Additionally, the people you need to reach in the buying organization are likely some of the busiest—frequently in transit, out of the office or in meetings. So, getting them to take the time to sit in front of their computers to read your large, text-based documents is very unlikely.
And even if they do, the approach of shoving a lot of different points into a few large text-based pieces of collateral can make it harder to uncover and remember all those great nuggets of information buried amongst all the text and graphics.
Another problem with large, text-based collateral is that it’s difficult and time consuming to write. This lack of agility means the collateral typically doesn’t get updated, and therefore, quickly becomes outdated. We can’t keep track of the number of sales reps who have said they stopped using the marketing-supplied whitepapers because they never knew which were current and which were out of date. This is especially problematic with long sales cycles.
So, if the majority of the content we consume today is via mobile, why are you still relying on hundreds of slides and thousands of words of text to create your enterprise story when you could also be using mobile-friendly audio/video instead?
Precision Storytelling’s answer is video-first storytelling: Telling your whole story broken down into short modules or episodes that can be told in less than 8-minute videos as the first implementation of a story architecture, before creating more traditional text-based content.
These less than 8-minute recordings are far easier for busy professionals to consume over mobile than large, text-based content. As episodes, the story can be told as a logical sequence of one episode leading into the next.
Furthermore, by organizing the overall story this way, you can assign the stars of your organization to be your star storytellers. For each module, assign the person whom sales would most like in their customer meeting discussing the story module’s points, and ask this person to record an answer in less than 8 minutes. In reality, each star has probably answered their assigned points a number of times already, making this an easy task.
The result would be a number of recorded modules or episodes that are more accurate and no doubt more credible than asking a third-party contractor to try to figure out the best way to tell the story.
This distributed approach to storytelling also makes it easier to create the entire story, as creating long, text-based documents is very time consuming. If you’ve ever tried to assemble a small team of people to write a 10+ page whitepaper, you know exactly what we mean by how difficult it is to get the piece completed.
Similarly, keeping a set of smaller recordings up to date is easier than trying to update a large, text document. If an assigned storyteller comes up with a better way to tell his or her part of the story, this person simply needs to re-record.
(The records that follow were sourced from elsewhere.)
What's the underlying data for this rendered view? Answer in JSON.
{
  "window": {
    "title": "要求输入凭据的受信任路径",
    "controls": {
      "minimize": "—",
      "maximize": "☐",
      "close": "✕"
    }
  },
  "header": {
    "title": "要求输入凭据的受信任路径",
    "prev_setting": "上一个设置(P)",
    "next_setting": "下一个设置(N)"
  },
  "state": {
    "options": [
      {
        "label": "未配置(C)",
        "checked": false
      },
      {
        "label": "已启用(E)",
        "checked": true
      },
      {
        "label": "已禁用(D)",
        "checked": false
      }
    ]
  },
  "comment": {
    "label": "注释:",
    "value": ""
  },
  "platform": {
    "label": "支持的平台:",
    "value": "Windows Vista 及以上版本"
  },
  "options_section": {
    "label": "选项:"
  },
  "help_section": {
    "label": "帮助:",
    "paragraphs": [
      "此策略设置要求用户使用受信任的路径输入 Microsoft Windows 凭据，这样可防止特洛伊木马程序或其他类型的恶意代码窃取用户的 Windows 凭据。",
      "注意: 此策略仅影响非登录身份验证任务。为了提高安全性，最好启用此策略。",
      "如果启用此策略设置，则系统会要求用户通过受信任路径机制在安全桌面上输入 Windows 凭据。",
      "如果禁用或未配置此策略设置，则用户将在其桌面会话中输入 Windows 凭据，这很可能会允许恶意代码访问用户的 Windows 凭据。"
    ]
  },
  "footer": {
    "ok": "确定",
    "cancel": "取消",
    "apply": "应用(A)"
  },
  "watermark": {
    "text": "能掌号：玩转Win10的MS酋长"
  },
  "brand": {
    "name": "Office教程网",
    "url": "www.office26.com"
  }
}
A video-first approach to storytelling doesn’t mean that we forget about text and slides. Once we have the transcripts for each recording, along with the messaging framework that falls out from designing a story architecture, marketing is well positioned to implement the overall story in a number of other types of collateral as well.
In summary, a video-first approach to enterprise storytelling directed by a story architecture helps improve the education of buyers and sellers, as they can view your entire story anytime in short videos or episodes that are easily consumed on mobile.
This approach should help shorten the sales cycle, because if buyers can more easily self-educate on your overall story, fewer meetings need to be scheduled.
In the next episode, NOT Anonymous 3rd Party Storytellers, we dive deeper into step 3 of a typical selling motion, assigning your best storytellers to be the stars of your episodes.